Canadian photographer Letinsky’s still lifes resemble the aftermath of a restaurant table, fruit peelings and dirty crockery arranged in an apparently haphazard but actually carefully placed layout.
Why would Letinsky apply all the meticulous control over lighting, perspective and placement as for any normal still life in order to recreate a ‘pile of washing up’?
It could be as simple as Keith Arnatt’s Rubbish Tip, or Tillmans’ exploration of the aesthetic beauty in discarded items. But that would not be consistent with her careful placement of items with all the attention to detail of a normal still life study.
I find that I admire her work a lot, noting how it is “a vehicle to explore the tension between the small and minute and larger social structures“.
Although carefully placed and so storytelling rather than historical in nature, I feel like a historian gazing over a map of a battlefield when I view it. Where was the power around the dinner table? Did the meal end amicably or with someone getting up to leave? Were passions high or convivial? A landmark birthday or celebration? The detritus on the table resembles the fallen soldiers on the battlefield, the dirty plates their bombed-out garrisons and hides. I often perceive elements of our human condition and relationships in her images, all backed by crisp white linen.

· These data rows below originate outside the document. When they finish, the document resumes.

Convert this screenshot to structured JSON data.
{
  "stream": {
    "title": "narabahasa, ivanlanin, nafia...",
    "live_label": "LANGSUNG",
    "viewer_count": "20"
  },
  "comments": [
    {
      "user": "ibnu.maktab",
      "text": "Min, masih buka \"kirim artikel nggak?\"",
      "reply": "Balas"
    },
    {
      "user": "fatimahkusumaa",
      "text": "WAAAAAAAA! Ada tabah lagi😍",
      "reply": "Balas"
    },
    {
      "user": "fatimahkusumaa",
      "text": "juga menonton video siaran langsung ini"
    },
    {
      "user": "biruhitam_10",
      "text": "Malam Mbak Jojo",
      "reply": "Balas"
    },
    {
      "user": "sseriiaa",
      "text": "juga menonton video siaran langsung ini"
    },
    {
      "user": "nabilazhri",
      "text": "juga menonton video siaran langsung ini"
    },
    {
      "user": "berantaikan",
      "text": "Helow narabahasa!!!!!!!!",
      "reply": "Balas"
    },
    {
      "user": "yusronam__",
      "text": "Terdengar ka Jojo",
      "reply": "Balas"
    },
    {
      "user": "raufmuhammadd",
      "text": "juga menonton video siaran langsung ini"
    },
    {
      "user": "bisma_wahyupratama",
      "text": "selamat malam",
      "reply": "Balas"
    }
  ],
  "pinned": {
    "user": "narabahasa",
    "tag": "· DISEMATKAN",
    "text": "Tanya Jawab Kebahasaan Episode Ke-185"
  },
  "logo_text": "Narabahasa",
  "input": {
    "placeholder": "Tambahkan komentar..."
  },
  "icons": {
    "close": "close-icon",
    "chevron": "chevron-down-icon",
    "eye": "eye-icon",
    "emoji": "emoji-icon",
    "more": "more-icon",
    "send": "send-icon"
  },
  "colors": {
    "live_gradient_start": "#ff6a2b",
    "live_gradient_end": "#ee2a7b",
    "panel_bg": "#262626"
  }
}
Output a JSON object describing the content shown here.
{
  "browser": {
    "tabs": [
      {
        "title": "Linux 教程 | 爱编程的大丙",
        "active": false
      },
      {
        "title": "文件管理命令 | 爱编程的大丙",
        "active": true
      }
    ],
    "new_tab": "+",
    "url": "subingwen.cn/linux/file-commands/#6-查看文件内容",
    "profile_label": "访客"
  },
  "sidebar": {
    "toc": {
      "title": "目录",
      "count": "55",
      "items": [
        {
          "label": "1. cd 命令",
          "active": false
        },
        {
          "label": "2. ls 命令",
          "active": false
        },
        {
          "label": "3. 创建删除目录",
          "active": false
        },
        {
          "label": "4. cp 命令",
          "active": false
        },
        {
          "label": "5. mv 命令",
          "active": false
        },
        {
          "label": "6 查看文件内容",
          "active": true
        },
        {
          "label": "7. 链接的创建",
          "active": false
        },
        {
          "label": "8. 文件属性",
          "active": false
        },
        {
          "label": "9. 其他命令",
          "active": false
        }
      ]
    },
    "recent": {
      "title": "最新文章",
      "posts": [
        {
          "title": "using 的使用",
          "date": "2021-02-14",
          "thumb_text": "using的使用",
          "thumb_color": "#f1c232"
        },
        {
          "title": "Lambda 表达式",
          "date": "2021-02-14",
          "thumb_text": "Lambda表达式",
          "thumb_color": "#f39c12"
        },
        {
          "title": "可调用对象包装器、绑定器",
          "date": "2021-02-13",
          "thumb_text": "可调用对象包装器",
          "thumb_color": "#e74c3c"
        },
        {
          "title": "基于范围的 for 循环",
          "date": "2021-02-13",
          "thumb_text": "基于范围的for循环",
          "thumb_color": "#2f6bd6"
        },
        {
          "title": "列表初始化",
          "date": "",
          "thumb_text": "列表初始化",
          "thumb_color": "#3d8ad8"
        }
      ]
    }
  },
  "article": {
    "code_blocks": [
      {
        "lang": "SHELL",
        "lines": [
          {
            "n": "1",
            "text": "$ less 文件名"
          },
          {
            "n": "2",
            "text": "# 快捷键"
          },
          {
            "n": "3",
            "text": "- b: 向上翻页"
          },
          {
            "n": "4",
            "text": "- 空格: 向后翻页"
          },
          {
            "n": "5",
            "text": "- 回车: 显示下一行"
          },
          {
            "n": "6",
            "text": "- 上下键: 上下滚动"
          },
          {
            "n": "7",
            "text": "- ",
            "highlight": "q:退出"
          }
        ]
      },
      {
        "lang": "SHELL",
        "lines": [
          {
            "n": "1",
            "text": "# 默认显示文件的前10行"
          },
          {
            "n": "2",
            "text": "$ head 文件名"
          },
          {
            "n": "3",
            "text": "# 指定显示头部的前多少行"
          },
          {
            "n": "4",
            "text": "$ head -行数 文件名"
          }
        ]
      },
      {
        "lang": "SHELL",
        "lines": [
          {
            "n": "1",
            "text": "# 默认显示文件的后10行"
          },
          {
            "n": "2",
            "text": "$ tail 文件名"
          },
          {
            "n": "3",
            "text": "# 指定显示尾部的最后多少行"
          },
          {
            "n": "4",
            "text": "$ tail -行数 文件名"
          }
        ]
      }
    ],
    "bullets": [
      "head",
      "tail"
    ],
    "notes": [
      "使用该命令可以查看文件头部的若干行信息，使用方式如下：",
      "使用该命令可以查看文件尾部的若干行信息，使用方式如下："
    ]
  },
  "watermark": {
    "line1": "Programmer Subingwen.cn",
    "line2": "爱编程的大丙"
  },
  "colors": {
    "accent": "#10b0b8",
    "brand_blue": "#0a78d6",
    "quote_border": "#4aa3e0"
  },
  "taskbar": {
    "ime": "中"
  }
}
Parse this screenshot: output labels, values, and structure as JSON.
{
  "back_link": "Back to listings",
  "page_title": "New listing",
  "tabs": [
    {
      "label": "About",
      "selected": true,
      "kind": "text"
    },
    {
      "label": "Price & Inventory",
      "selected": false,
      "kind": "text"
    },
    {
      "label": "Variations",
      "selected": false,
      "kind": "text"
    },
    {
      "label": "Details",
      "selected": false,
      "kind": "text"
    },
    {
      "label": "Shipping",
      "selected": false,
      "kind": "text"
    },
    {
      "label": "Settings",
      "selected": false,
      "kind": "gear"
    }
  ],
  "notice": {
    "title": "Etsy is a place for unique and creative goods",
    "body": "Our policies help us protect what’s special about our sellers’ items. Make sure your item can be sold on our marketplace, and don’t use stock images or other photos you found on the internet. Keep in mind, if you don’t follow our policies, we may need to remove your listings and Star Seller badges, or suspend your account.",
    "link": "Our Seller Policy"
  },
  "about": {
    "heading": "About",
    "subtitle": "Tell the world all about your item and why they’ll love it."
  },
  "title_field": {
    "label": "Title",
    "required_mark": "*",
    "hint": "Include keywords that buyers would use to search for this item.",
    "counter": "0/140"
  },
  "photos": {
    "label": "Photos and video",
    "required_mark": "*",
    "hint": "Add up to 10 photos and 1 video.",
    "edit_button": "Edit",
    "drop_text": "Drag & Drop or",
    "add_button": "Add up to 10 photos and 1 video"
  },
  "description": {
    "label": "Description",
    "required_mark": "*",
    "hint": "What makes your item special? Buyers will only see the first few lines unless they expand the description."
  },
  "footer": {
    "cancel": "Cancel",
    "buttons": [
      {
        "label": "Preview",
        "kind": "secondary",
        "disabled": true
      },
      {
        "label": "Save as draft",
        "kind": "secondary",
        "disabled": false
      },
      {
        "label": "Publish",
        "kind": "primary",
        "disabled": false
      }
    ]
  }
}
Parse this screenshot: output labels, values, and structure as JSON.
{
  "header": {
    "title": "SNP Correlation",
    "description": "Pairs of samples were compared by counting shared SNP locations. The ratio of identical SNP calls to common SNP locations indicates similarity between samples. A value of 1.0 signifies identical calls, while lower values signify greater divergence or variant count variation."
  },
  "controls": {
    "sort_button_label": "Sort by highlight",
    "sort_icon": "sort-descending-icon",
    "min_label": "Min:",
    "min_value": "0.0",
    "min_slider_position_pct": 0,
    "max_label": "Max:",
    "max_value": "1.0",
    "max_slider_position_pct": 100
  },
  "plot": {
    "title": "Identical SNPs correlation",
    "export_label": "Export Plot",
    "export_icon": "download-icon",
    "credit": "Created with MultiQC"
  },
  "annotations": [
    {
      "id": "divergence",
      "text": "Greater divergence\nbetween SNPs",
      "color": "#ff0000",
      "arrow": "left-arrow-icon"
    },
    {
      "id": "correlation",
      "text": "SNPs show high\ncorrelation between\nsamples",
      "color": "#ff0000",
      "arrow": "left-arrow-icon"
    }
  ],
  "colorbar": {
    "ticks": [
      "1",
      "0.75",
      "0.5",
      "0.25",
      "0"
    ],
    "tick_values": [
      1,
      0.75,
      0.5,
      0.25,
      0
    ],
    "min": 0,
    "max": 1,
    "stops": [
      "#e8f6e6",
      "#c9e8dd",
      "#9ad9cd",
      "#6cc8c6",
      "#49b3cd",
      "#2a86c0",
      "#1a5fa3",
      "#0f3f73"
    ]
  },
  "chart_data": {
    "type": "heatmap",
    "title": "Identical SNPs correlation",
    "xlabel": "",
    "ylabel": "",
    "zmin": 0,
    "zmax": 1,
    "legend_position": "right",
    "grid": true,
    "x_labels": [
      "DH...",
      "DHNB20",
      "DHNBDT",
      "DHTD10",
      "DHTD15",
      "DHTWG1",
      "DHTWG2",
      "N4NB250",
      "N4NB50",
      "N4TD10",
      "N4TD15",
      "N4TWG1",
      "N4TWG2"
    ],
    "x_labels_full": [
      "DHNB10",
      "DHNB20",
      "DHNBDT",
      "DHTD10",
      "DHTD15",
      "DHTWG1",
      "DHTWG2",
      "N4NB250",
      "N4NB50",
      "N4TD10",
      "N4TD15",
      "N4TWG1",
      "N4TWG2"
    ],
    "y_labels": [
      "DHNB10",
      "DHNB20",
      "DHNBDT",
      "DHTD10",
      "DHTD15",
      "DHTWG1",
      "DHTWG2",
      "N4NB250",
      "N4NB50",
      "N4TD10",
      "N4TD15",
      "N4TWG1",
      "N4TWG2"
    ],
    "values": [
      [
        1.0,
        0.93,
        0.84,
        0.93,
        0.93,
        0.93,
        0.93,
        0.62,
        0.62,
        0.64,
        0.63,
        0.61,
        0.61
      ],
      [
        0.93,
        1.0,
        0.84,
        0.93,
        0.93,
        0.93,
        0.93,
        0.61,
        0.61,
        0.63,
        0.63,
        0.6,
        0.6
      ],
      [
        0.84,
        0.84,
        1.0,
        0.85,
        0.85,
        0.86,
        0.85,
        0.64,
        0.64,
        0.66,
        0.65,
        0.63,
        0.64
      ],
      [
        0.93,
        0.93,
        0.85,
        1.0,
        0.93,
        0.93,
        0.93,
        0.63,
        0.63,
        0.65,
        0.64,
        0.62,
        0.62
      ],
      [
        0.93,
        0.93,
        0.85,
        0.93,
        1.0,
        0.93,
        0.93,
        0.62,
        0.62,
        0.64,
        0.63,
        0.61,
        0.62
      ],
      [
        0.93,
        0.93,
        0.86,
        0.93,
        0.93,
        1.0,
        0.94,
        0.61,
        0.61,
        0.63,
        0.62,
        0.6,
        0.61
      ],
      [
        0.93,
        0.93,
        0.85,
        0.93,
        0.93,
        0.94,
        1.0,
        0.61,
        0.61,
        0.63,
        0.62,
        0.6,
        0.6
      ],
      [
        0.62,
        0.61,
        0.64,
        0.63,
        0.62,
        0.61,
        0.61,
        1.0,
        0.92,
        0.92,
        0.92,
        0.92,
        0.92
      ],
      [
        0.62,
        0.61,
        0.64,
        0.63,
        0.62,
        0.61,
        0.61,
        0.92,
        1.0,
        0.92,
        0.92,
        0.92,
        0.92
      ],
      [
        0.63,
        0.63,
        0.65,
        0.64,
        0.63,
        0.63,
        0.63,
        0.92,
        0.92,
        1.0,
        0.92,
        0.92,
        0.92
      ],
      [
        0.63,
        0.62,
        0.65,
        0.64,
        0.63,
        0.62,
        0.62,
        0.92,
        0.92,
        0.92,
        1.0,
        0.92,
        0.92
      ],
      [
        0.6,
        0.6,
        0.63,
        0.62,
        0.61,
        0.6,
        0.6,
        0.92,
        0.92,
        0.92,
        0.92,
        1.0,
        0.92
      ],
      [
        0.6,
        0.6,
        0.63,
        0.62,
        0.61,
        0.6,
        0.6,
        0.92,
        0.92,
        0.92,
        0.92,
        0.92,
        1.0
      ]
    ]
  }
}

Letinsky talks about how “photography conflicts with and constrains our sense of our environment by reinforcing certain ideas we have about perception.” I’m not confident that I fully understand her point here, but it could be a reference to how we take and consume photographs, reinforcing these perceptions unconsciously as we go in order to make thing fit our model of the world. The plain white tablecloths may well invite us to view the images – and the human behaviours they represent – with a fresh backdrop, not influenced by our prejudices and past experiences.